Provided data:
________

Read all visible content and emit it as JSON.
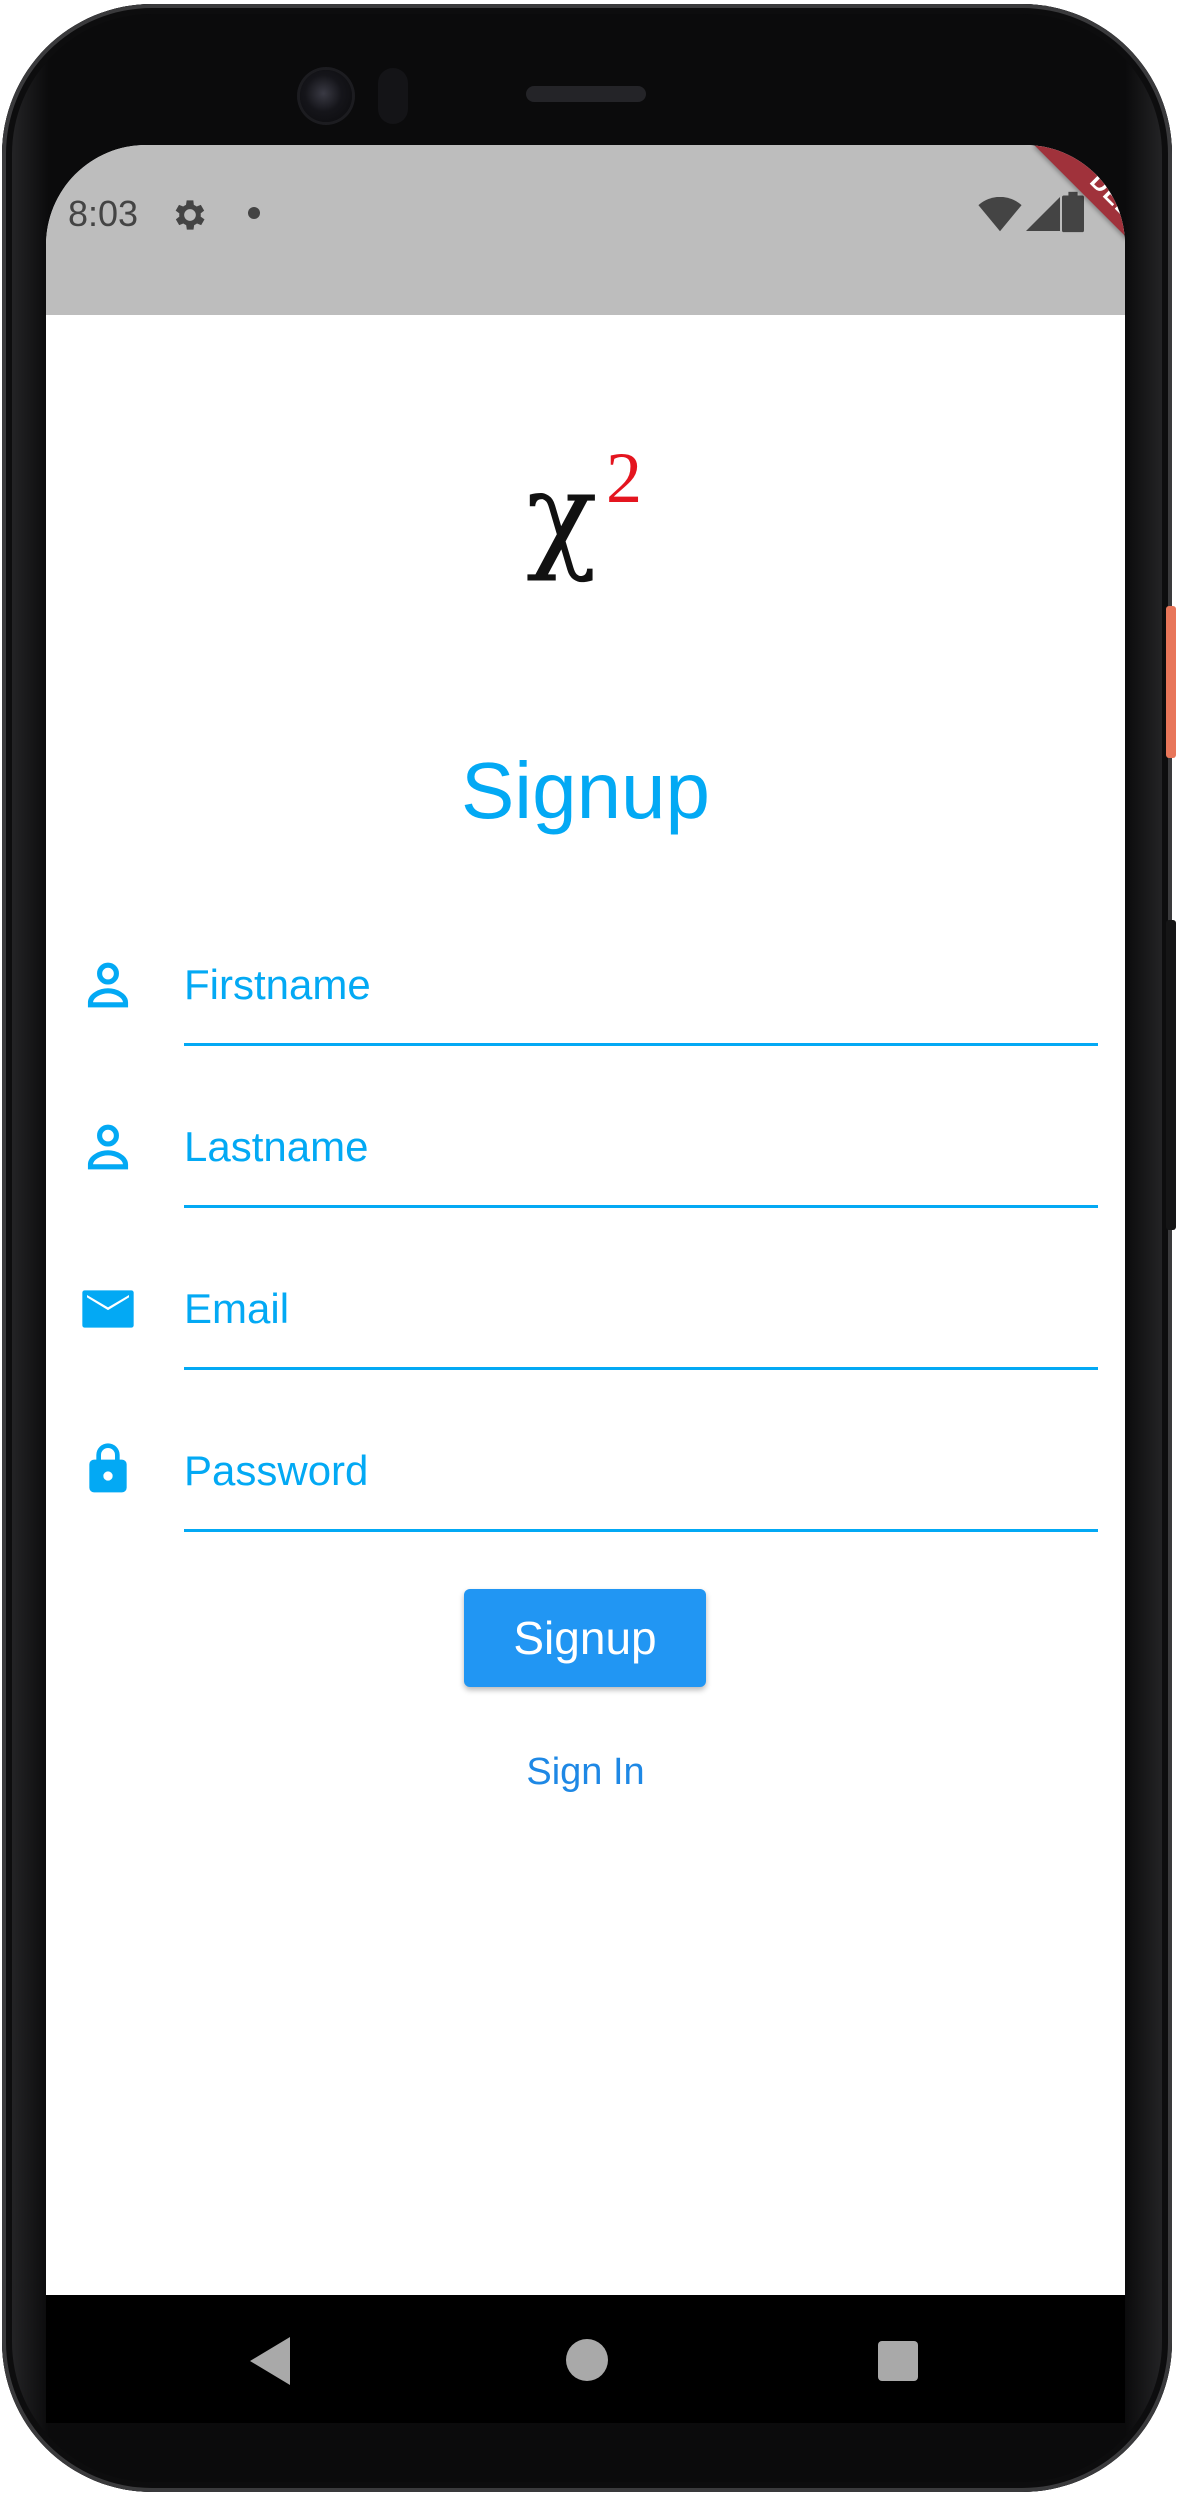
{
  "status_bar": {
    "time": "8:03",
    "debug_label": "DEBUG"
  },
  "logo": {
    "symbol": "χ",
    "superscript": "2"
  },
  "page": {
    "title": "Signup"
  },
  "form": {
    "fields": [
      {
        "placeholder": "Firstname",
        "value": "",
        "icon": "person-icon"
      },
      {
        "placeholder": "Lastname",
        "value": "",
        "icon": "person-icon"
      },
      {
        "placeholder": "Email",
        "value": "",
        "icon": "mail-icon"
      },
      {
        "placeholder": "Password",
        "value": "",
        "icon": "lock-icon"
      }
    ],
    "submit_label": "Signup",
    "signin_label": "Sign In"
  },
  "colors": {
    "accent": "#03a9f4",
    "button": "#2196f3",
    "link": "#1e88e5",
    "status_bar": "#bdbdbd",
    "debug_ribbon": "#a0323b",
    "logo_superscript": "#e4151f"
  }
}
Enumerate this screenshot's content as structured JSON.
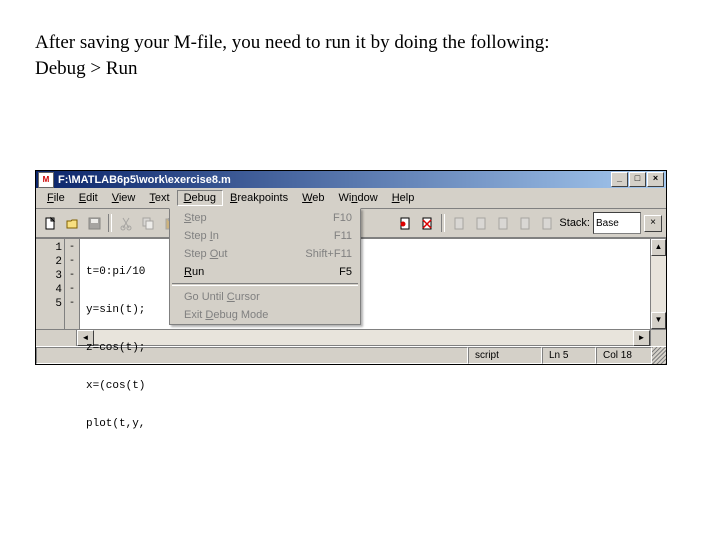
{
  "instruction": {
    "line1": "After saving your M-file, you need to run it by doing the following:",
    "line2": "Debug > Run"
  },
  "window": {
    "title": "F:\\MATLAB6p5\\work\\exercise8.m",
    "icon_char": "M"
  },
  "menubar": [
    {
      "label": "File",
      "accel": "F"
    },
    {
      "label": "Edit",
      "accel": "E"
    },
    {
      "label": "View",
      "accel": "V"
    },
    {
      "label": "Text",
      "accel": "T"
    },
    {
      "label": "Debug",
      "accel": "D",
      "active": true
    },
    {
      "label": "Breakpoints",
      "accel": "B"
    },
    {
      "label": "Web",
      "accel": "W"
    },
    {
      "label": "Window",
      "accel": "n"
    },
    {
      "label": "Help",
      "accel": "H"
    }
  ],
  "toolbar": {
    "stack_label": "Stack:",
    "stack_value": "Base"
  },
  "debug_menu": [
    {
      "label": "Step",
      "accel": "S",
      "shortcut": "F10",
      "enabled": false
    },
    {
      "label": "Step In",
      "accel": "I",
      "shortcut": "F11",
      "enabled": false
    },
    {
      "label": "Step Out",
      "accel": "O",
      "shortcut": "Shift+F11",
      "enabled": false
    },
    {
      "label": "Run",
      "accel": "R",
      "shortcut": "F5",
      "enabled": true
    },
    {
      "sep": true
    },
    {
      "label": "Go Until Cursor",
      "accel": "C",
      "shortcut": "",
      "enabled": false
    },
    {
      "label": "Exit Debug Mode",
      "accel": "D",
      "shortcut": "",
      "enabled": false
    }
  ],
  "editor": {
    "gutter": [
      "1",
      "2",
      "3",
      "4",
      "5"
    ],
    "bp": [
      "-",
      "-",
      "-",
      "-",
      "-"
    ],
    "code": [
      "t=0:pi/10",
      "y=sin(t);",
      "z=cos(t);",
      "x=(cos(t)",
      "plot(t,y,"
    ]
  },
  "statusbar": {
    "mode": "script",
    "line": "Ln 5",
    "col": "Col 18"
  }
}
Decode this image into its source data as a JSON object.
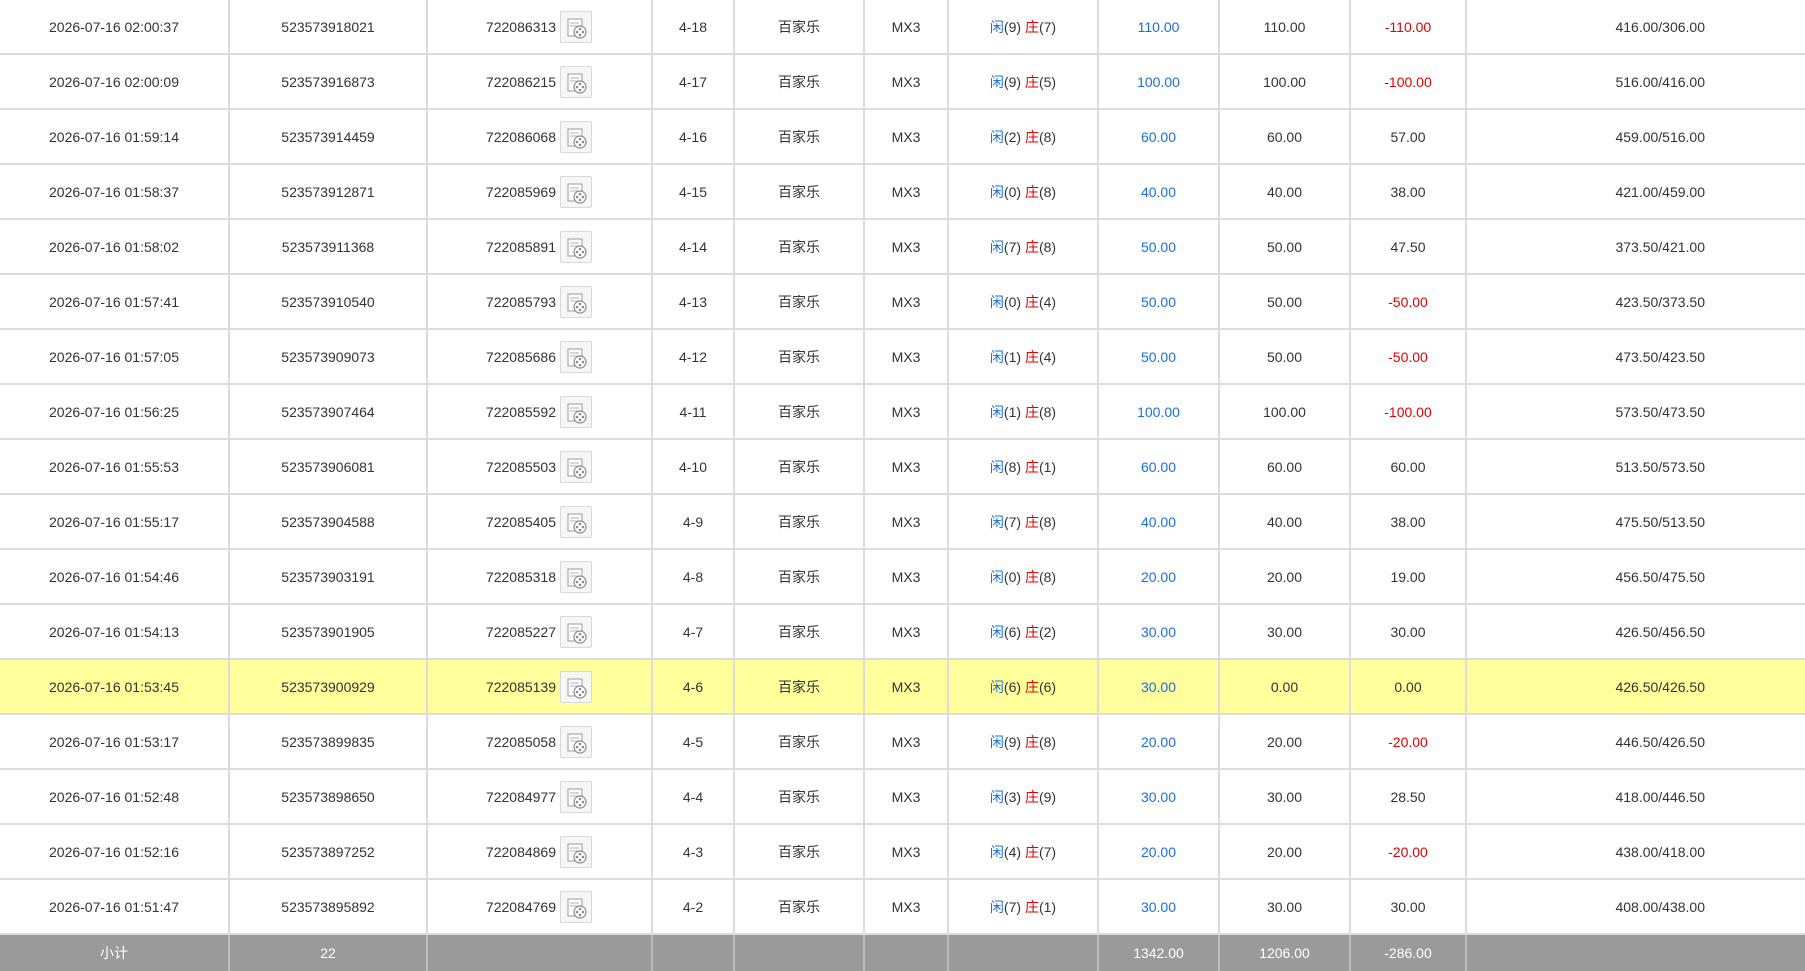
{
  "colors": {
    "blue": "#1a6fe0",
    "red": "#e00000",
    "highlight_row": "#ffff9b",
    "subtotal_bg": "#9a9a9a"
  },
  "rows": [
    {
      "time": "2026-07-16 02:00:37",
      "order_no": "523573918021",
      "round_id": "722086313",
      "shoe": "4-18",
      "game": "百家乐",
      "table": "MX3",
      "player_label": "闲",
      "player_score": "(9)",
      "banker_label": "庄",
      "banker_score": "(7)",
      "bet": "110.00",
      "valid_bet": "110.00",
      "win_loss": "-110.00",
      "win_loss_color": "red",
      "balance": "416.00/306.00",
      "highlight": false
    },
    {
      "time": "2026-07-16 02:00:09",
      "order_no": "523573916873",
      "round_id": "722086215",
      "shoe": "4-17",
      "game": "百家乐",
      "table": "MX3",
      "player_label": "闲",
      "player_score": "(9)",
      "banker_label": "庄",
      "banker_score": "(5)",
      "bet": "100.00",
      "valid_bet": "100.00",
      "win_loss": "-100.00",
      "win_loss_color": "red",
      "balance": "516.00/416.00",
      "highlight": false
    },
    {
      "time": "2026-07-16 01:59:14",
      "order_no": "523573914459",
      "round_id": "722086068",
      "shoe": "4-16",
      "game": "百家乐",
      "table": "MX3",
      "player_label": "闲",
      "player_score": "(2)",
      "banker_label": "庄",
      "banker_score": "(8)",
      "bet": "60.00",
      "valid_bet": "60.00",
      "win_loss": "57.00",
      "win_loss_color": "normal",
      "balance": "459.00/516.00",
      "highlight": false
    },
    {
      "time": "2026-07-16 01:58:37",
      "order_no": "523573912871",
      "round_id": "722085969",
      "shoe": "4-15",
      "game": "百家乐",
      "table": "MX3",
      "player_label": "闲",
      "player_score": "(0)",
      "banker_label": "庄",
      "banker_score": "(8)",
      "bet": "40.00",
      "valid_bet": "40.00",
      "win_loss": "38.00",
      "win_loss_color": "normal",
      "balance": "421.00/459.00",
      "highlight": false
    },
    {
      "time": "2026-07-16 01:58:02",
      "order_no": "523573911368",
      "round_id": "722085891",
      "shoe": "4-14",
      "game": "百家乐",
      "table": "MX3",
      "player_label": "闲",
      "player_score": "(7)",
      "banker_label": "庄",
      "banker_score": "(8)",
      "bet": "50.00",
      "valid_bet": "50.00",
      "win_loss": "47.50",
      "win_loss_color": "normal",
      "balance": "373.50/421.00",
      "highlight": false
    },
    {
      "time": "2026-07-16 01:57:41",
      "order_no": "523573910540",
      "round_id": "722085793",
      "shoe": "4-13",
      "game": "百家乐",
      "table": "MX3",
      "player_label": "闲",
      "player_score": "(0)",
      "banker_label": "庄",
      "banker_score": "(4)",
      "bet": "50.00",
      "valid_bet": "50.00",
      "win_loss": "-50.00",
      "win_loss_color": "red",
      "balance": "423.50/373.50",
      "highlight": false
    },
    {
      "time": "2026-07-16 01:57:05",
      "order_no": "523573909073",
      "round_id": "722085686",
      "shoe": "4-12",
      "game": "百家乐",
      "table": "MX3",
      "player_label": "闲",
      "player_score": "(1)",
      "banker_label": "庄",
      "banker_score": "(4)",
      "bet": "50.00",
      "valid_bet": "50.00",
      "win_loss": "-50.00",
      "win_loss_color": "red",
      "balance": "473.50/423.50",
      "highlight": false
    },
    {
      "time": "2026-07-16 01:56:25",
      "order_no": "523573907464",
      "round_id": "722085592",
      "shoe": "4-11",
      "game": "百家乐",
      "table": "MX3",
      "player_label": "闲",
      "player_score": "(1)",
      "banker_label": "庄",
      "banker_score": "(8)",
      "bet": "100.00",
      "valid_bet": "100.00",
      "win_loss": "-100.00",
      "win_loss_color": "red",
      "balance": "573.50/473.50",
      "highlight": false
    },
    {
      "time": "2026-07-16 01:55:53",
      "order_no": "523573906081",
      "round_id": "722085503",
      "shoe": "4-10",
      "game": "百家乐",
      "table": "MX3",
      "player_label": "闲",
      "player_score": "(8)",
      "banker_label": "庄",
      "banker_score": "(1)",
      "bet": "60.00",
      "valid_bet": "60.00",
      "win_loss": "60.00",
      "win_loss_color": "normal",
      "balance": "513.50/573.50",
      "highlight": false
    },
    {
      "time": "2026-07-16 01:55:17",
      "order_no": "523573904588",
      "round_id": "722085405",
      "shoe": "4-9",
      "game": "百家乐",
      "table": "MX3",
      "player_label": "闲",
      "player_score": "(7)",
      "banker_label": "庄",
      "banker_score": "(8)",
      "bet": "40.00",
      "valid_bet": "40.00",
      "win_loss": "38.00",
      "win_loss_color": "normal",
      "balance": "475.50/513.50",
      "highlight": false
    },
    {
      "time": "2026-07-16 01:54:46",
      "order_no": "523573903191",
      "round_id": "722085318",
      "shoe": "4-8",
      "game": "百家乐",
      "table": "MX3",
      "player_label": "闲",
      "player_score": "(0)",
      "banker_label": "庄",
      "banker_score": "(8)",
      "bet": "20.00",
      "valid_bet": "20.00",
      "win_loss": "19.00",
      "win_loss_color": "normal",
      "balance": "456.50/475.50",
      "highlight": false
    },
    {
      "time": "2026-07-16 01:54:13",
      "order_no": "523573901905",
      "round_id": "722085227",
      "shoe": "4-7",
      "game": "百家乐",
      "table": "MX3",
      "player_label": "闲",
      "player_score": "(6)",
      "banker_label": "庄",
      "banker_score": "(2)",
      "bet": "30.00",
      "valid_bet": "30.00",
      "win_loss": "30.00",
      "win_loss_color": "normal",
      "balance": "426.50/456.50",
      "highlight": false
    },
    {
      "time": "2026-07-16 01:53:45",
      "order_no": "523573900929",
      "round_id": "722085139",
      "shoe": "4-6",
      "game": "百家乐",
      "table": "MX3",
      "player_label": "闲",
      "player_score": "(6)",
      "banker_label": "庄",
      "banker_score": "(6)",
      "bet": "30.00",
      "valid_bet": "0.00",
      "win_loss": "0.00",
      "win_loss_color": "normal",
      "balance": "426.50/426.50",
      "highlight": true
    },
    {
      "time": "2026-07-16 01:53:17",
      "order_no": "523573899835",
      "round_id": "722085058",
      "shoe": "4-5",
      "game": "百家乐",
      "table": "MX3",
      "player_label": "闲",
      "player_score": "(9)",
      "banker_label": "庄",
      "banker_score": "(8)",
      "bet": "20.00",
      "valid_bet": "20.00",
      "win_loss": "-20.00",
      "win_loss_color": "red",
      "balance": "446.50/426.50",
      "highlight": false
    },
    {
      "time": "2026-07-16 01:52:48",
      "order_no": "523573898650",
      "round_id": "722084977",
      "shoe": "4-4",
      "game": "百家乐",
      "table": "MX3",
      "player_label": "闲",
      "player_score": "(3)",
      "banker_label": "庄",
      "banker_score": "(9)",
      "bet": "30.00",
      "valid_bet": "30.00",
      "win_loss": "28.50",
      "win_loss_color": "normal",
      "balance": "418.00/446.50",
      "highlight": false
    },
    {
      "time": "2026-07-16 01:52:16",
      "order_no": "523573897252",
      "round_id": "722084869",
      "shoe": "4-3",
      "game": "百家乐",
      "table": "MX3",
      "player_label": "闲",
      "player_score": "(4)",
      "banker_label": "庄",
      "banker_score": "(7)",
      "bet": "20.00",
      "valid_bet": "20.00",
      "win_loss": "-20.00",
      "win_loss_color": "red",
      "balance": "438.00/418.00",
      "highlight": false
    },
    {
      "time": "2026-07-16 01:51:47",
      "order_no": "523573895892",
      "round_id": "722084769",
      "shoe": "4-2",
      "game": "百家乐",
      "table": "MX3",
      "player_label": "闲",
      "player_score": "(7)",
      "banker_label": "庄",
      "banker_score": "(1)",
      "bet": "30.00",
      "valid_bet": "30.00",
      "win_loss": "30.00",
      "win_loss_color": "normal",
      "balance": "408.00/438.00",
      "highlight": false
    }
  ],
  "subtotal": {
    "label": "小计",
    "count": "22",
    "bet_total": "1342.00",
    "valid_total": "1206.00",
    "win_loss_total": "-286.00"
  }
}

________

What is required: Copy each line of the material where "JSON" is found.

Your solution:
Read all visible content and emit it as JSON.
Enumerate this screenshot's content as structured JSON.
Decode this image into its source data as a JSON object.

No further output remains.